(Dataset entries)
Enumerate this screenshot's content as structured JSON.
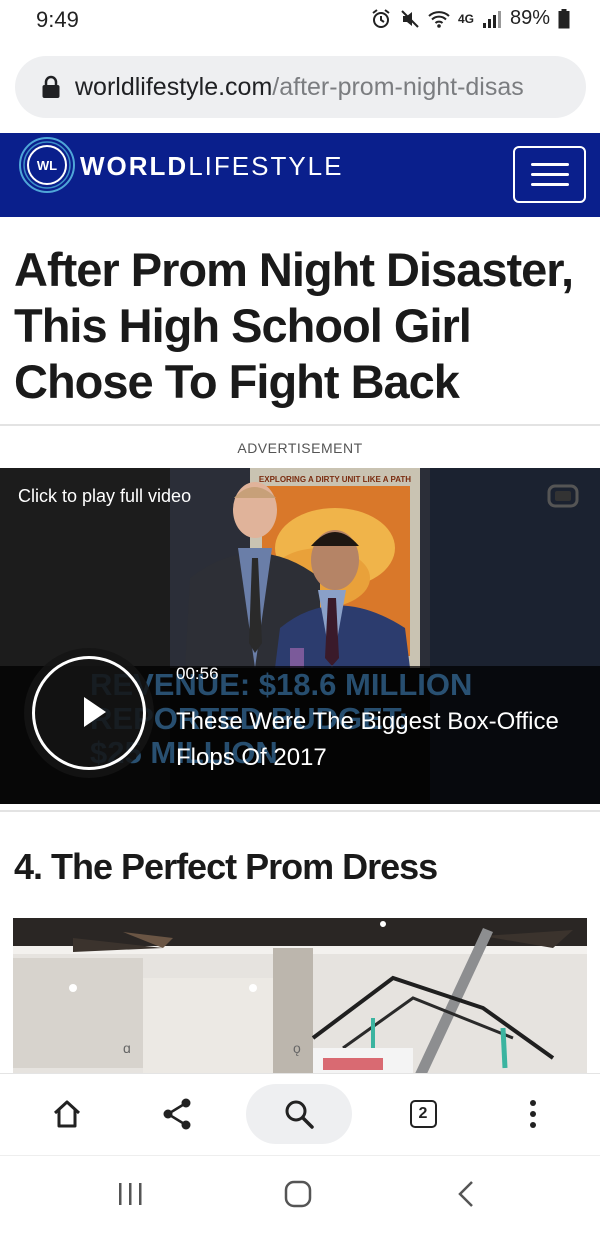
{
  "status": {
    "time": "9:49",
    "network": "4G",
    "battery": "89%"
  },
  "browser": {
    "url_domain": "worldlifestyle.com",
    "url_path": "/after-prom-night-disas",
    "tab_count": "2"
  },
  "site": {
    "logo_badge": "WL",
    "logo_bold": "WORLD",
    "logo_light": "LIFESTYLE"
  },
  "article": {
    "headline": "After Prom Night Disaster, This High School Girl Chose To Fight Back",
    "ad_label": "ADVERTISEMENT",
    "section_title": "4. The Perfect Prom Dress"
  },
  "video": {
    "click_label": "Click to play full video",
    "duration": "00:56",
    "title": "These Were The Biggest Box-Office Flops Of 2017",
    "bg_line1": "REVENUE: $18.6 MILLION",
    "bg_line2": "REPORTED BUDGET:",
    "bg_line3": "$25 MILLION",
    "poster_text": "EXPLORING A DIRTY UNIT LIKE A PATH"
  },
  "icons": {
    "home": "home-icon",
    "share": "share-icon",
    "search": "search-icon",
    "tabs": "tabs-icon",
    "more": "more-vertical-icon",
    "recents": "recents-icon",
    "nav_home": "nav-home-icon",
    "back": "back-icon"
  },
  "colors": {
    "header_bg": "#0a1f8c",
    "accent": "#0a1f8c"
  }
}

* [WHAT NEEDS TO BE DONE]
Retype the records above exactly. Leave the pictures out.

* [SOLUTION FOR THIS TASK]
Enumerate this screenshot's content as structured JSON.
{
  "status": {
    "time": "9:49",
    "network": "4G",
    "battery": "89%"
  },
  "browser": {
    "url_domain": "worldlifestyle.com",
    "url_path": "/after-prom-night-disas",
    "tab_count": "2"
  },
  "site": {
    "logo_badge": "WL",
    "logo_bold": "WORLD",
    "logo_light": "LIFESTYLE"
  },
  "article": {
    "headline": "After Prom Night Disaster, This High School Girl Chose To Fight Back",
    "ad_label": "ADVERTISEMENT",
    "section_title": "4. The Perfect Prom Dress"
  },
  "video": {
    "click_label": "Click to play full video",
    "duration": "00:56",
    "title": "These Were The Biggest Box-Office Flops Of 2017",
    "bg_line1": "REVENUE: $18.6 MILLION",
    "bg_line2": "REPORTED BUDGET:",
    "bg_line3": "$25 MILLION",
    "poster_text": "EXPLORING A DIRTY UNIT LIKE A PATH"
  },
  "icons": {
    "home": "home-icon",
    "share": "share-icon",
    "search": "search-icon",
    "tabs": "tabs-icon",
    "more": "more-vertical-icon",
    "recents": "recents-icon",
    "nav_home": "nav-home-icon",
    "back": "back-icon"
  },
  "colors": {
    "header_bg": "#0a1f8c",
    "accent": "#0a1f8c"
  }
}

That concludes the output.